[Opening THE DATA section]

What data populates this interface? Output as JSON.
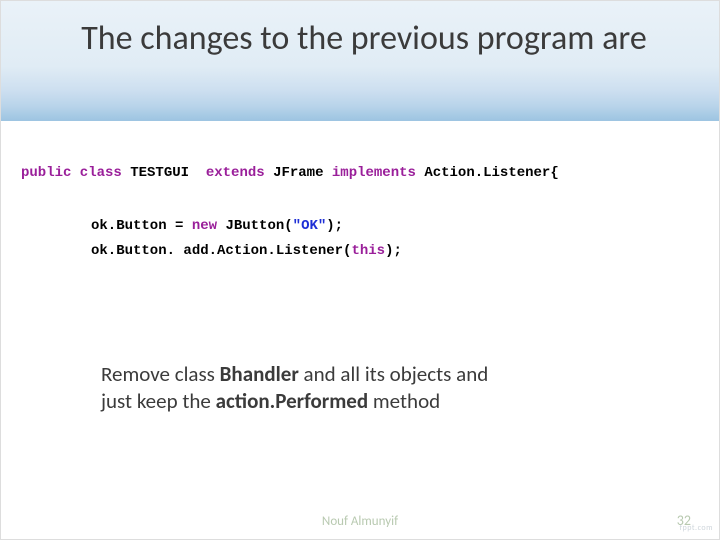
{
  "title": "The changes to the previous program are",
  "code": {
    "l1": {
      "kw1": "public class ",
      "name": "TESTGUI ",
      "kw2": " extends ",
      "sup": "JFrame",
      "kw3": " implements ",
      "iface": "Action.Listener{"
    },
    "l2": {
      "pre": "ok.Button = ",
      "kw": "new",
      "mid": " JButton(",
      "str": "\"OK\"",
      "post": ");"
    },
    "l3": {
      "pre": "ok.Button. add.Action.Listener(",
      "kw": "this",
      "post": ");"
    }
  },
  "explain": {
    "pre1": "Remove class ",
    "b1": "Bhandler",
    "mid1": " and all its objects and",
    "line2_pre": " just keep the  ",
    "b2": "action.Performed",
    "line2_post": " method"
  },
  "footer": {
    "author": "Nouf Almunyif",
    "page": "32",
    "brand": "fppt.com"
  }
}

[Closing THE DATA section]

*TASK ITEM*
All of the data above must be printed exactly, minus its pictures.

*SOLUTION*
What data populates this interface? Output as JSON.
{
  "title": "The changes to the previous program are",
  "code": {
    "l1": {
      "kw1": "public class ",
      "name": "TESTGUI ",
      "kw2": " extends ",
      "sup": "JFrame",
      "kw3": " implements ",
      "iface": "Action.Listener{"
    },
    "l2": {
      "pre": "ok.Button = ",
      "kw": "new",
      "mid": " JButton(",
      "str": "\"OK\"",
      "post": ");"
    },
    "l3": {
      "pre": "ok.Button. add.Action.Listener(",
      "kw": "this",
      "post": ");"
    }
  },
  "explain": {
    "pre1": "Remove class ",
    "b1": "Bhandler",
    "mid1": " and all its objects and",
    "line2_pre": " just keep the  ",
    "b2": "action.Performed",
    "line2_post": " method"
  },
  "footer": {
    "author": "Nouf Almunyif",
    "page": "32",
    "brand": "fppt.com"
  }
}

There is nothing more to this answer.